the next morning my kitchen still smells like that simmering stock from last night. which, i guess, could be a good or bad thing ;-)
it's a pumpkin kind of time. i first saw these whoopies over at peabody and knew i had to make them. then by chance a couple days later i actually bought the baked book myself and still knew i had to make them.
they didn't come out as domed and cracked on the tops as i would have liked. but my goodness, these were amazing. so spicy! i loved them. i'm glad i halved the recipe otherwise i would have been in real trouble. as it is, i'm already ashamed to admit how many i ate in one day, oh it was a perfectly delicious, gluttonous day!
i promise, if you make these, you will love them!
pumpkin whoopie pies: makes 12 large pies
from baked (2008, p. 151)
3 cups all-purpose flour
1 tsp salt
1 tsp baking powder
1 tsp baking soda
2 tb cinnamon
1 tb ginger
1 tb cloves
2 cups firmly packed dark brown sugar
1 cup vegetable oil
3 cups chilled pumpkin purée (yes, the chilling is important)
2 large eggs
1 tsp vanilla
3 cups confectioners' sugar
1 stick butter, softened
8 oz cream cheese, softened
1 tsp vanilla
1. preheat oven to 350F. line two baking sheets with parchment.
2. whisk together flour, salt, baking powder, baking soda, cinnamon, ginger, and cloves; set aside.

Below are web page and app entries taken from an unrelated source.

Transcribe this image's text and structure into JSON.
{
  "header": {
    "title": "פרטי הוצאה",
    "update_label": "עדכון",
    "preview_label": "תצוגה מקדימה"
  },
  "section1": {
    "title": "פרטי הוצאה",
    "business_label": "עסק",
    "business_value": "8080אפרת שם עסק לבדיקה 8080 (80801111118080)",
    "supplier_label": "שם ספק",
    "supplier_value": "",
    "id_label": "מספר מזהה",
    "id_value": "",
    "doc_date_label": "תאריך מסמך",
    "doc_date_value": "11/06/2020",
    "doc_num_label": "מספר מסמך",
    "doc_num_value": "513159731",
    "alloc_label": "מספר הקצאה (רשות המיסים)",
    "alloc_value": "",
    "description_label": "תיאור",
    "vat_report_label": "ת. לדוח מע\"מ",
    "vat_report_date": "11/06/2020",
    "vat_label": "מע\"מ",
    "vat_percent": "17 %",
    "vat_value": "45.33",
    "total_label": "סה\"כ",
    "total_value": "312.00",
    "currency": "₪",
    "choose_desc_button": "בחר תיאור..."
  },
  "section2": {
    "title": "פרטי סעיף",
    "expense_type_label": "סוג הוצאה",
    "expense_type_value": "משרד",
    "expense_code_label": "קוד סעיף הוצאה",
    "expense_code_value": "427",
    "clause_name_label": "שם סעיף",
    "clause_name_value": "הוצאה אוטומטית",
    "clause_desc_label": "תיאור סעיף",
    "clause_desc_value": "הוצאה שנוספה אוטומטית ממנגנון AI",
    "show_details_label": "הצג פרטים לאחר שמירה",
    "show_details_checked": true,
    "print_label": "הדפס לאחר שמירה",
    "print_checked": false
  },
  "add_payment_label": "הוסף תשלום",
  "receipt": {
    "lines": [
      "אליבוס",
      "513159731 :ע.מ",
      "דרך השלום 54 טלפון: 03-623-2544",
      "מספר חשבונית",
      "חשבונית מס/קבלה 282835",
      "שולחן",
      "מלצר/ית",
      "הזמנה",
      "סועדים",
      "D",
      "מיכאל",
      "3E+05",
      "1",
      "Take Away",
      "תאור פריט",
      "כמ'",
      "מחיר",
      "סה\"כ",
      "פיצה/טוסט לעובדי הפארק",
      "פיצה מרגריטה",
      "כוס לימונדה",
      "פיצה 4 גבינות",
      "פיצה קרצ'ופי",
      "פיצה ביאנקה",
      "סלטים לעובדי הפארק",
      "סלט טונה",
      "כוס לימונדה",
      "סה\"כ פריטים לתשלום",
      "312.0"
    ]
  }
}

3. in separate bowl, whisk brown sugar and oil together until combined. add pumpkin purée and whisk to combine thoroughly. add eggs and vanilla and whisk until combined.
4. sprinkle flour mixture over pumpkin mixture and whisk until completely combined.
5. drop heaping tablespoon of dough onto prepared baking sheets, about 1 inch apart. bake 10-12 minutes, until cookies are just starting to crack on top and toothpick comes out clean from center of cookie. remove from oven and let cookies cool completely on the pan while making the filling.
6. sift confectioners' sugar into bowl and set aside. in bowl of electric mixer with paddle attachment, beat butter until completely smooth. add cream cheese and beat until combined.
7. add confectioners' sugar and vanilla and beat until smooth, but be careful not to overbeat.
8. turn half of the cooled cookies upside down (flat side up). drop a large scoop of filling on to flat side of the cookie. place another cookie, flat side down, on top of the filling. smooch a little so the filling spreads. put the whoopie pies in the fridge for about 30 minutes to firm up before serving.